### Task directions
Write back every entry exactly as it reads, with the pictures left behind.
• • • •
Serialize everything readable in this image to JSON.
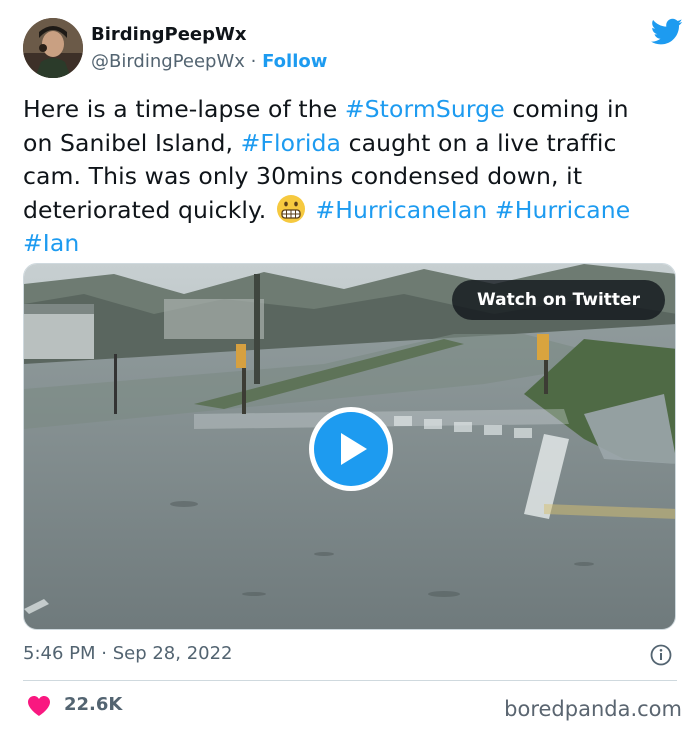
{
  "author": {
    "name": "BirdingPeepWx",
    "handle": "@BirdingPeepWx",
    "separator": " · ",
    "follow_label": "Follow"
  },
  "tweet": {
    "lines": [
      [
        {
          "t": "Here is a time-lapse of the "
        },
        {
          "t": "#StormSurge",
          "tag": true
        },
        {
          "t": " coming in"
        }
      ],
      [
        {
          "t": "on Sanibel Island, "
        },
        {
          "t": "#Florida",
          "tag": true
        },
        {
          "t": " caught on a live traffic"
        }
      ],
      [
        {
          "t": "cam. This was only 30mins condensed down, it"
        }
      ],
      [
        {
          "t": "deteriorated quickly. "
        },
        {
          "emoji": "grimacing-face-emoji"
        },
        {
          "t": " "
        },
        {
          "t": "#HurricaneIan",
          "tag": true
        },
        {
          "t": " "
        },
        {
          "t": "#Hurricane",
          "tag": true
        }
      ],
      [
        {
          "t": "#Ian",
          "tag": true
        }
      ]
    ]
  },
  "media": {
    "watch_label": "Watch on Twitter",
    "play_icon": "play-icon"
  },
  "meta": {
    "time": "5:46 PM",
    "separator": " · ",
    "date": "Sep 28, 2022"
  },
  "engagement": {
    "likes": "22.6K"
  },
  "watermark": "boredpanda.com",
  "colors": {
    "accent": "#1d9bf0",
    "text": "#0f1419",
    "secondary": "#536471",
    "like": "#f91880"
  }
}
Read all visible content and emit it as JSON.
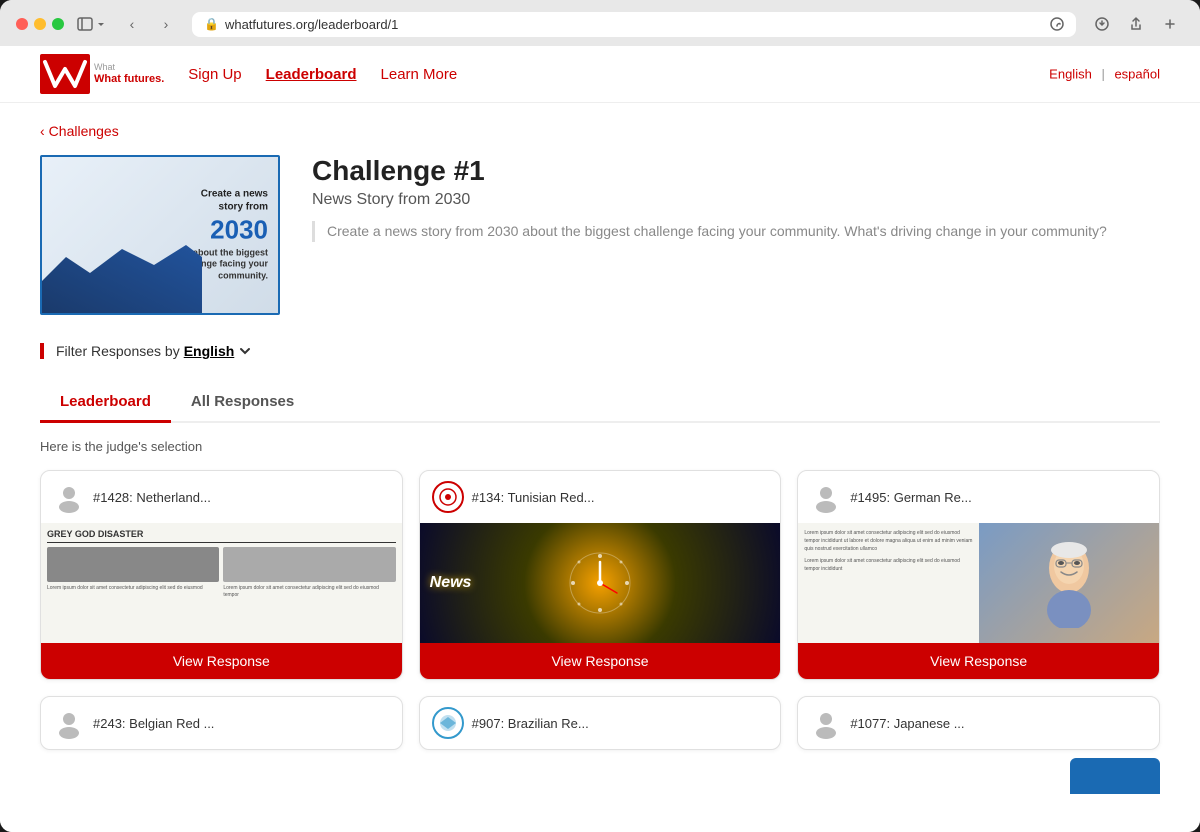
{
  "browser": {
    "url": "whatfutures.org/leaderboard/1"
  },
  "nav": {
    "logo_text": "What futures.",
    "links": [
      {
        "label": "Sign Up",
        "active": false
      },
      {
        "label": "Leaderboard",
        "active": true
      },
      {
        "label": "Learn More",
        "active": false
      }
    ],
    "lang_english": "English",
    "lang_spanish": "español"
  },
  "back_link": "Challenges",
  "challenge": {
    "title": "Challenge #1",
    "subtitle": "News Story from 2030",
    "description": "Create a news story from 2030 about the biggest challenge facing your community. What's driving change in your community?",
    "image_text_line1": "Create a news",
    "image_text_line2": "story from",
    "image_text_year": "2030",
    "image_text_line3": "about the biggest",
    "image_text_line4": "challenge facing your",
    "image_text_line5": "community."
  },
  "filter": {
    "label": "Filter Responses by",
    "selected": "English"
  },
  "tabs": [
    {
      "label": "Leaderboard",
      "active": true
    },
    {
      "label": "All Responses",
      "active": false
    }
  ],
  "judge_label": "Here is the judge's selection",
  "cards": [
    {
      "id": "#1428",
      "title": "#1428: Netherland...",
      "type": "newspaper",
      "headline": "GREY GOD DISASTER",
      "view_btn": "View Response"
    },
    {
      "id": "#134",
      "title": "#134: Tunisian Red...",
      "type": "news_clock",
      "view_btn": "View Response"
    },
    {
      "id": "#1495",
      "title": "#1495: German Re...",
      "type": "elder",
      "view_btn": "View Response"
    }
  ],
  "partial_cards": [
    {
      "id": "#243",
      "title": "#243: Belgian Red ..."
    },
    {
      "id": "#907",
      "title": "#907: Brazilian Re..."
    },
    {
      "id": "#1077",
      "title": "#1077: Japanese ..."
    }
  ]
}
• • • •
### Answer for the task
Serialize everything readable in this image to JSON.
{
  "author": {
    "name": "BirdingPeepWx",
    "handle": "@BirdingPeepWx",
    "separator": " · ",
    "follow_label": "Follow"
  },
  "tweet": {
    "lines": [
      [
        {
          "t": "Here is a time-lapse of the "
        },
        {
          "t": "#StormSurge",
          "tag": true
        },
        {
          "t": " coming in"
        }
      ],
      [
        {
          "t": "on Sanibel Island, "
        },
        {
          "t": "#Florida",
          "tag": true
        },
        {
          "t": " caught on a live traffic"
        }
      ],
      [
        {
          "t": "cam. This was only 30mins condensed down, it"
        }
      ],
      [
        {
          "t": "deteriorated quickly. "
        },
        {
          "emoji": "grimacing-face-emoji"
        },
        {
          "t": " "
        },
        {
          "t": "#HurricaneIan",
          "tag": true
        },
        {
          "t": " "
        },
        {
          "t": "#Hurricane",
          "tag": true
        }
      ],
      [
        {
          "t": "#Ian",
          "tag": true
        }
      ]
    ]
  },
  "media": {
    "watch_label": "Watch on Twitter",
    "play_icon": "play-icon"
  },
  "meta": {
    "time": "5:46 PM",
    "separator": " · ",
    "date": "Sep 28, 2022"
  },
  "engagement": {
    "likes": "22.6K"
  },
  "watermark": "boredpanda.com",
  "colors": {
    "accent": "#1d9bf0",
    "text": "#0f1419",
    "secondary": "#536471",
    "like": "#f91880"
  }
}
Read all visible content and emit it as JSON.
{
  "browser": {
    "url": "whatfutures.org/leaderboard/1"
  },
  "nav": {
    "logo_text": "What futures.",
    "links": [
      {
        "label": "Sign Up",
        "active": false
      },
      {
        "label": "Leaderboard",
        "active": true
      },
      {
        "label": "Learn More",
        "active": false
      }
    ],
    "lang_english": "English",
    "lang_spanish": "español"
  },
  "back_link": "Challenges",
  "challenge": {
    "title": "Challenge #1",
    "subtitle": "News Story from 2030",
    "description": "Create a news story from 2030 about the biggest challenge facing your community. What's driving change in your community?",
    "image_text_line1": "Create a news",
    "image_text_line2": "story from",
    "image_text_year": "2030",
    "image_text_line3": "about the biggest",
    "image_text_line4": "challenge facing your",
    "image_text_line5": "community."
  },
  "filter": {
    "label": "Filter Responses by",
    "selected": "English"
  },
  "tabs": [
    {
      "label": "Leaderboard",
      "active": true
    },
    {
      "label": "All Responses",
      "active": false
    }
  ],
  "judge_label": "Here is the judge's selection",
  "cards": [
    {
      "id": "#1428",
      "title": "#1428: Netherland...",
      "type": "newspaper",
      "headline": "GREY GOD DISASTER",
      "view_btn": "View Response"
    },
    {
      "id": "#134",
      "title": "#134: Tunisian Red...",
      "type": "news_clock",
      "view_btn": "View Response"
    },
    {
      "id": "#1495",
      "title": "#1495: German Re...",
      "type": "elder",
      "view_btn": "View Response"
    }
  ],
  "partial_cards": [
    {
      "id": "#243",
      "title": "#243: Belgian Red ..."
    },
    {
      "id": "#907",
      "title": "#907: Brazilian Re..."
    },
    {
      "id": "#1077",
      "title": "#1077: Japanese ..."
    }
  ]
}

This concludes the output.